■ **Task statement**
Pick each line containing "title" out of the records.
─── Supplied entries ───
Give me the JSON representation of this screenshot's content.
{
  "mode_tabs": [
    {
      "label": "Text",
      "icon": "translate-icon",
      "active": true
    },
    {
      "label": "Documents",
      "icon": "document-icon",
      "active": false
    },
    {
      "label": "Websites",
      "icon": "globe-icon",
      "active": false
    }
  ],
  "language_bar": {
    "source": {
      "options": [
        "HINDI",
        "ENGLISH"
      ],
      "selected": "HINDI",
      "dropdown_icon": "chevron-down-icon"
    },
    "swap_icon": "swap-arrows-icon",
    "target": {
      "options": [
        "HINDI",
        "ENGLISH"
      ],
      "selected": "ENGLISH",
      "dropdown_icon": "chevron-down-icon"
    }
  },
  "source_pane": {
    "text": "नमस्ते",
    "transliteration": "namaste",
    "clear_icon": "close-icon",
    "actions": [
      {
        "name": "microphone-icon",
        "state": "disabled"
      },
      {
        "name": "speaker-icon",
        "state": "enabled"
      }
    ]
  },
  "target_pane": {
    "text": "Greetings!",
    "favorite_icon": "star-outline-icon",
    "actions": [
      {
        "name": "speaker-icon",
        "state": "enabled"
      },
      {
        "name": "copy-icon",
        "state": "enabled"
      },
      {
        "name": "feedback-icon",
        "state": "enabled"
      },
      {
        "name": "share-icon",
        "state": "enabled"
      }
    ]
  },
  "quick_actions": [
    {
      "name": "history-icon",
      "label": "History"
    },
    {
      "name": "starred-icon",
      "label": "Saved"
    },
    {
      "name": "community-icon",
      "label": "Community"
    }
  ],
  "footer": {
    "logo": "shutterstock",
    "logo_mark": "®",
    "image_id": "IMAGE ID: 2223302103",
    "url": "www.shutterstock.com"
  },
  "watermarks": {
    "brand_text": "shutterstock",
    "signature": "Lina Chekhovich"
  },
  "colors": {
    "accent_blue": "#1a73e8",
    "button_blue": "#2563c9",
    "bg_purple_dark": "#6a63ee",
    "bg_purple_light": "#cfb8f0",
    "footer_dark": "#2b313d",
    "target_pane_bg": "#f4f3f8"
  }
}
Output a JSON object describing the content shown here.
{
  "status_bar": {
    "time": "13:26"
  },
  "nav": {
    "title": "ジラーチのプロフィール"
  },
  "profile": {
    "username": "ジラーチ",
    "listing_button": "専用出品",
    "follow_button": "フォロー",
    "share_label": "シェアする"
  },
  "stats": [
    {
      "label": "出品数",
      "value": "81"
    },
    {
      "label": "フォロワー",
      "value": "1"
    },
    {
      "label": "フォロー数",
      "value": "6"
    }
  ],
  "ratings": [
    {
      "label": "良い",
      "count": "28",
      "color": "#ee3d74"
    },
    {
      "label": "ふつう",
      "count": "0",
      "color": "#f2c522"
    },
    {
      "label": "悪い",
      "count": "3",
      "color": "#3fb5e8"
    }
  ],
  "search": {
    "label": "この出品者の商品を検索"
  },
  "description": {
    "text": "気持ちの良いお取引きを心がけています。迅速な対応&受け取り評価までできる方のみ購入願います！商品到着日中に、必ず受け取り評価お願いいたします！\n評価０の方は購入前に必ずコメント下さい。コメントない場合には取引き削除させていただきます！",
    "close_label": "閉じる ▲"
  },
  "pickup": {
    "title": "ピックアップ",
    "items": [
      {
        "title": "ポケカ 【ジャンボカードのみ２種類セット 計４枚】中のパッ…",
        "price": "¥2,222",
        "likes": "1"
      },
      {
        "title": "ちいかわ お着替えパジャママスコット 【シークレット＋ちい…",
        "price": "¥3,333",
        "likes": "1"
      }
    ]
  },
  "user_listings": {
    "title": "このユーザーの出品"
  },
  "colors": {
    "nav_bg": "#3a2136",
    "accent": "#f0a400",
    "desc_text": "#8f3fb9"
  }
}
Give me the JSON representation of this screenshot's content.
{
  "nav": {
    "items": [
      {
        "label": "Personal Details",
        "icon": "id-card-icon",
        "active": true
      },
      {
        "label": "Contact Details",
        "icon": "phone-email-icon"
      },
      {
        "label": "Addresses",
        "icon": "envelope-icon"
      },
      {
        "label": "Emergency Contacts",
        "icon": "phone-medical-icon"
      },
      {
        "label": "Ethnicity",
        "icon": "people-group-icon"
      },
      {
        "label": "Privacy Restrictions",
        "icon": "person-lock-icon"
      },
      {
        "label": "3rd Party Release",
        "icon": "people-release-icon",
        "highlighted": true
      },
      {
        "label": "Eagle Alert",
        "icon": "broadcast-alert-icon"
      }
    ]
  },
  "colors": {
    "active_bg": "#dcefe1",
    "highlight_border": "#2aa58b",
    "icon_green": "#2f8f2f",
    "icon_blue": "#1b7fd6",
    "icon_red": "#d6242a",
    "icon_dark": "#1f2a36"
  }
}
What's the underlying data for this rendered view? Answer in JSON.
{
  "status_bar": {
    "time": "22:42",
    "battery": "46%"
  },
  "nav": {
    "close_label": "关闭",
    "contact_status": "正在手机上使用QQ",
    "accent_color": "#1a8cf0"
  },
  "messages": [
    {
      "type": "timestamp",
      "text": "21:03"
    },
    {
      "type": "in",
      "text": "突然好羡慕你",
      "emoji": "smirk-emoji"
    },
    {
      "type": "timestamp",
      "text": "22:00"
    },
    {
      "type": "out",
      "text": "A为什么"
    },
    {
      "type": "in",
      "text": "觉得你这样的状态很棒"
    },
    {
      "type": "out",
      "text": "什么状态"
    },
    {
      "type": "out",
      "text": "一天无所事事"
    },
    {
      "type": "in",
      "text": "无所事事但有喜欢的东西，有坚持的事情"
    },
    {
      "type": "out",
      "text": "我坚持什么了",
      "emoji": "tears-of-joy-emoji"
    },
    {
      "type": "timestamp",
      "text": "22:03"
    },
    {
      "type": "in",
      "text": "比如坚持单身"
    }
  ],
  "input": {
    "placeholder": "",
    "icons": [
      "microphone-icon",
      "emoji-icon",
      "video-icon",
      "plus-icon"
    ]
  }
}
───
■ **Problem solution**
    "title": "ジラーチのプロフィール"
    "title": "ピックアップ",
        "title": "ポケカ 【ジャンボカードのみ２種類セット 計４枚】中のパッ…",
        "title": "ちいかわ お着替えパジャママスコット 【シークレット＋ちい…",
    "title": "このユーザーの出品"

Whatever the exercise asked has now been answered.